The Flexi-cap category of mutual funds came into existence in November-2020. It happened after the Restructuring done by SEBI in different fund categories and respective asset allocations. (Read: 5 important mutual fund changes that investors should know)
In fact, many Multicap funds (in their earlier avatar), were only converted to Flexicap by many fund houses.
Prior to the Restructuring, multi-cap funds were allowed to invest across the market segments- large, mid, and small-cap stocks in any proportion. The fund manager had full freedom to decide the stocks in which he wanted to allocate the funds, depending upon his discretion and fund house research. There was no restriction of any sort.
However, the Regulator was of the opinion that the name Multicap is catering to confusion and investors feel that this fund will give them exposure to all the market cap stocks, which sometimes is not the case.
Now, as per the new SEBI ruling, multi-cap funds will have to allocate at least 75% of their assets into equities with 25% to each large, mid, and small-cap stocks. The fund manager is free to allocate the rest of 25%, according to the fund mandate.
SEBI observed that most of the multi-cap funds are heavily allocated towards the large caps. So, this change in the fund asset allocation was brought about to make the multi-cap funds ‘true to their label’. Meaning, the reflection of the true characteristics of the name in the investment objective of the category.
But, this restriction is not accepted by many in the industry and several concerns were raised. To address these concerns, a new category of funds was introduced, i.e., Flexi-cap funds. These funds were provided with the same mandate as the old multi-cap funds.
They have to invest at least 65% of their assets into equities and can take the exposure to large, mid, and small-cap segments without any restrictions.
Hence, the fund manager can flexibly allocate money across different sectors or companies when they find suitable investment opportunities. Also, they can change the allocation as per the fund mandate.
Multi-cap vs Flexi-cap Fund- Which one is better?
This was the reason that after this SEBI notification, most of the fund houses had converted their then existing multi-cap scheme into a Flexi-cap fund to comply with the new regulations.
After that, the AMCs started coming up with the New Fund Offers (NFOs) of the fresh multi-cap funds in accordance with the new asset allocation rules.

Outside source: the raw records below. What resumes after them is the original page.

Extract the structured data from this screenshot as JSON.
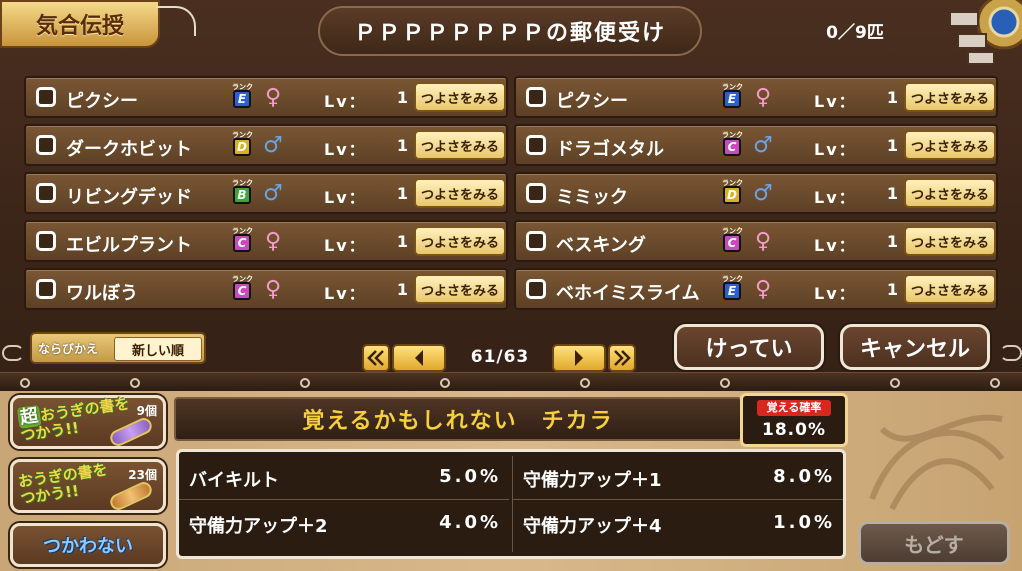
{
  "header": {
    "tab_label": "気合伝授",
    "title": "ＰＰＰＰＰＰＰＰの郵便受け",
    "count": "0／9匹"
  },
  "monsters": [
    {
      "name": "ピクシー",
      "rank": "E",
      "rank_color": "#2e5fd0",
      "gender": "♀",
      "lv_label": "Lv：",
      "lv": "1",
      "button": "つよさをみる"
    },
    {
      "name": "ピクシー",
      "rank": "E",
      "rank_color": "#2e5fd0",
      "gender": "♀",
      "lv_label": "Lv：",
      "lv": "1",
      "button": "つよさをみる"
    },
    {
      "name": "ダークホビット",
      "rank": "D",
      "rank_color": "#d9b21e",
      "gender": "♂",
      "lv_label": "Lv：",
      "lv": "1",
      "button": "つよさをみる"
    },
    {
      "name": "ドラゴメタル",
      "rank": "C",
      "rank_color": "#c84bbd",
      "gender": "♂",
      "lv_label": "Lv：",
      "lv": "1",
      "button": "つよさをみる"
    },
    {
      "name": "リビングデッド",
      "rank": "B",
      "rank_color": "#3fa53a",
      "gender": "♂",
      "lv_label": "Lv：",
      "lv": "1",
      "button": "つよさをみる"
    },
    {
      "name": "ミミック",
      "rank": "D",
      "rank_color": "#d9b21e",
      "gender": "♂",
      "lv_label": "Lv：",
      "lv": "1",
      "button": "つよさをみる"
    },
    {
      "name": "エビルプラント",
      "rank": "C",
      "rank_color": "#c84bbd",
      "gender": "♀",
      "lv_label": "Lv：",
      "lv": "1",
      "button": "つよさをみる"
    },
    {
      "name": "ベスキング",
      "rank": "C",
      "rank_color": "#c84bbd",
      "gender": "♀",
      "lv_label": "Lv：",
      "lv": "1",
      "button": "つよさをみる"
    },
    {
      "name": "ワルぼう",
      "rank": "C",
      "rank_color": "#c84bbd",
      "gender": "♀",
      "lv_label": "Lv：",
      "lv": "1",
      "button": "つよさをみる"
    },
    {
      "name": "ベホイミスライム",
      "rank": "E",
      "rank_color": "#2e5fd0",
      "gender": "♀",
      "lv_label": "Lv：",
      "lv": "1",
      "button": "つよさをみる"
    }
  ],
  "rank_tiny": "ランク",
  "sort": {
    "label": "ならびかえ",
    "value": "新しい順"
  },
  "pager": {
    "text": "61/63"
  },
  "actions": {
    "confirm": "けってい",
    "cancel": "キャンセル"
  },
  "scrolls": [
    {
      "line1": "おうぎの書を",
      "line2": "つかう!!",
      "prefix": "超",
      "count": "9個"
    },
    {
      "line1": "おうぎの書を",
      "line2": "つかう!!",
      "prefix": "",
      "count": "23個"
    }
  ],
  "not_use": "つかわない",
  "skills": {
    "title": "覚えるかもしれない　チカラ",
    "prob_label": "覚える確率",
    "prob_value": "18.0%",
    "items": [
      {
        "name": "バイキルト",
        "rate": "5.0%"
      },
      {
        "name": "守備力アップ＋1",
        "rate": "8.0%"
      },
      {
        "name": "守備力アップ＋2",
        "rate": "4.0%"
      },
      {
        "name": "守備力アップ＋4",
        "rate": "1.0%"
      }
    ]
  },
  "back": "もどす",
  "colors": {
    "female": "#f59acb",
    "male": "#6aa3e8",
    "gold": "#f6cf3c"
  },
  "icons": [
    "checkbox-icon",
    "female-icon",
    "male-icon",
    "rank-badge-icon",
    "page-first-icon",
    "page-prev-icon",
    "page-next-icon",
    "page-last-icon",
    "scroll-item-icon",
    "ornament-icon"
  ]
}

You may find some Multicap funds with not that big a track record as many are recent launches, with not enough time frame to judge a fund’s performance. (Also Read: How do mutual fund benchmarks help in the selection of the right funds?)
To gauge any equity fund’s performance, we should at least see the performance track record of at least five years or so. This is essential to see the performance of the fund across market cycles.
In addition, multi-cap funds would at least have a 50% allocation to mid and small-cap stocks across market cycles, making them riskier as compared to the Flexi-caps. They have to follow this mandate rigidly and have no flexibility to reduce the same even when they foresee underperformance across these segments.
However, this may make the performance of Multicap funds look attractive in the bull market as Mid/Small-cap stocks perform better in those times.
Whereas, due to the flexibility in allocation, Flexi-cap funds can increase allocation to large caps and reduce the exposure to mid and small caps when there is underperformance in these segments. This would help in minimizing the downside risk of the portfolio to some extent and protecting investment returns.
This means that in bullish times, multi-cap funds may outperform the Flexi cap funds and in bearish times, Flexi-cap funds may outperform, protecting the downside risk of the portfolio. (Also Read: 5 ways to compare mutual funds)
So, all in all, in the current scenario, the Flexi-cap fund category is looking better placed as compared to the multi-cap because of the flexibility of allocation and decent performance track record available.
But, if you are an investor with a high-risk appetite and have an investment horizon of at least 7-10+ years, then you can choose multi-cap funds too.
Remember, your investment should always be commensurate with your risk appetite, investment horizon, and financial goals.